The NIH has issued a notice stating how the FY11 appropriation will affect funding. The Appropriation Act for FY11 allocates $30.9 billion to NIH, which is nearly 1% less than the amount NIH received in FY10 ($31.2B). As a result, “Modular and non-modular research grants, from all ICs, with the single exception of NCI, will be reduced to 1 percent below the FY 2010 award level. Inflationary adjustments for recurring costs on non-competing research grants in FY 2012 and beyond will be set at the 2 percent level, calculated based on the adjusted FY 2011 level.” The policy does not apply to K awards, SBIR/STTRs, and NRSAs. However, “Awards that have already been made in FY 2011 which are impacted by this policy may be revised.”
As for NCI, research grants will be reduced to 3% below FY10 levels. “Inflationary adjustments for recurring costs on non-competing research grants in FY 2012 and beyond will be set at the 2 percent level, calculated based on the adjusted FY 2011 level.” (Does not apply to Ks, SBIR/STTRs, nor NRSAs.) Again, awards made in FY11 may be revised based on this policy.

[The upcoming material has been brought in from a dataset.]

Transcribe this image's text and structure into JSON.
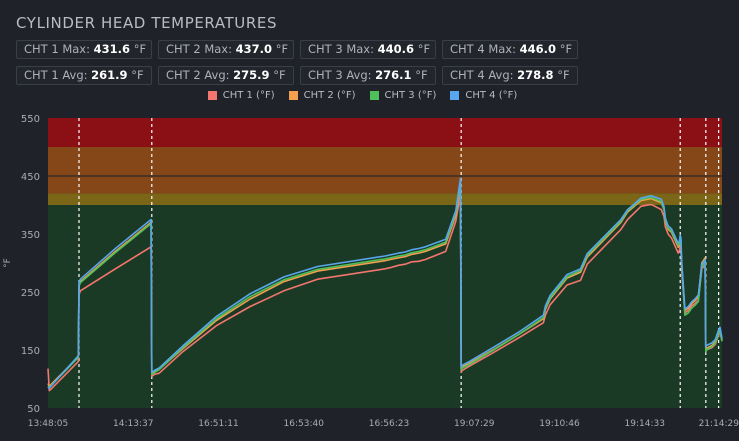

NIH anticipates that its ICs will award 9,050 new and competing Research Project Grants (RPGs). It will be up to each IC to apportion its extramural grant money in accordance with their funding priorities. (Future inflationary adjustments for recurring costs on competing grants will be 2%, and awards made in FY11 may be revised.)
New Investigators submitting R01 equivalent awards will be funded at rates comparable to those for established investigators submitting new R01 equivalent awards. NRSAs will get a 2% increase on stipends.
We now know that NIH will receive $30.7B for FY11. While this funding level is hardly a dream scenario for research scientists, given the current economic situation we are all heaving a collective sigh of relief (for now.) Once you have wiped the sweat from your brow, your next thought may be to wonder how other science agencies fared in FY11.
Like NIH, other science agencies were spared deep cuts for the time being. Jennifer Zeitzer, director of legislative relations for Federation of American Societies for Experimental Biology, is quoted as saying, “Considering the overall level of cuts, the impact of the federal science agencies of interest to FASEB was fairly minimal.” How minimal? Here are the numbers:
NSF $6.9B for FY11 ($53M less than FY10, $551 less than the Administration’s recommendation for FY11, $307M above the House recommendation.)
CDC $5.66B for FY11 ($730M below FY10, $681M above the House recommendation.)
FDA $2.452B for FY11 (4% above FY10, 14% above the House recommendation.)
NIST $752M for FY11 ($55M higher than the level proposed by the House)
Department of Energy’s Office of Science $4.88B for FY11 (up $866M over the House level.)
DHHS agencies must submit spending details within 30 days of the enactment of an appropriation bill (NSF within 60 days), so we will know within the next month or two how the agencies will apportion the FY11 monies for the remaining six months of the federal year.
The government shutdown has been averted for now, and it looks like we may finally have a budget soon for FY11 (now that we are more than 6 months into the federal year.) So what do we know so far about the NIH appropriation?
A brief funding history: Between FY98 and FY03, the NIH budget doubled (from roughly $15 billion to about $30 billion.) Of that budget amount, about 85% is distributed as extramural grants. As a point of comparison, the NSF budget is just over $7B and the EPA grew under the current Administration from over $7B to just over $10B, but they are in line for cuts this year. After the NIH five-year doubling period (i.e., since FY03), the NIH has experienced level funding (sometimes less), when adjusted for inflation.
The FY10 NIH Appropriation was $31.3B. The current Administration favors a budget increase for NIH in FY11—their NIH FY11 Appropriation recommendation last February was $32.25B (Click here to see the President’s FY11 NIH Budget Request, broken down by Institute). Last summer, both the House and Senate HHS Appropriation Subcommittees approved a $1B increase for NIH for FY11 (i.e., the same as the Administration’s budget request to Congress.)
Hopefully, the budget will pass soon and those funding levels will be finalized and made available to NIH. Meanwhile, those who submitted grants during Cycle II last year wait. Those with the highest scores have received their funding decisions—I have a client who was awarded an R01 competing renewal in a timely fashion. Others who were notified of the award had to wait to find out the award amount—I have another client who learned unofficially last fall from the Program Officer that her K01, which received a wonderful score, would be funded, but she only recently learned that it would be funded for four years (we were delighted with that outcome.) Yet another client with an R21 that has a borderline score still awaits her funding decision for a grant submitted last spring.
And what about FY12, which begins Oct 1? In February, the Administration recommended a 3% increase in the NIH budget, which when adjusted for inflation would represent level funding. However, that funding recommendation is extremely unlikely to clear the House this summer.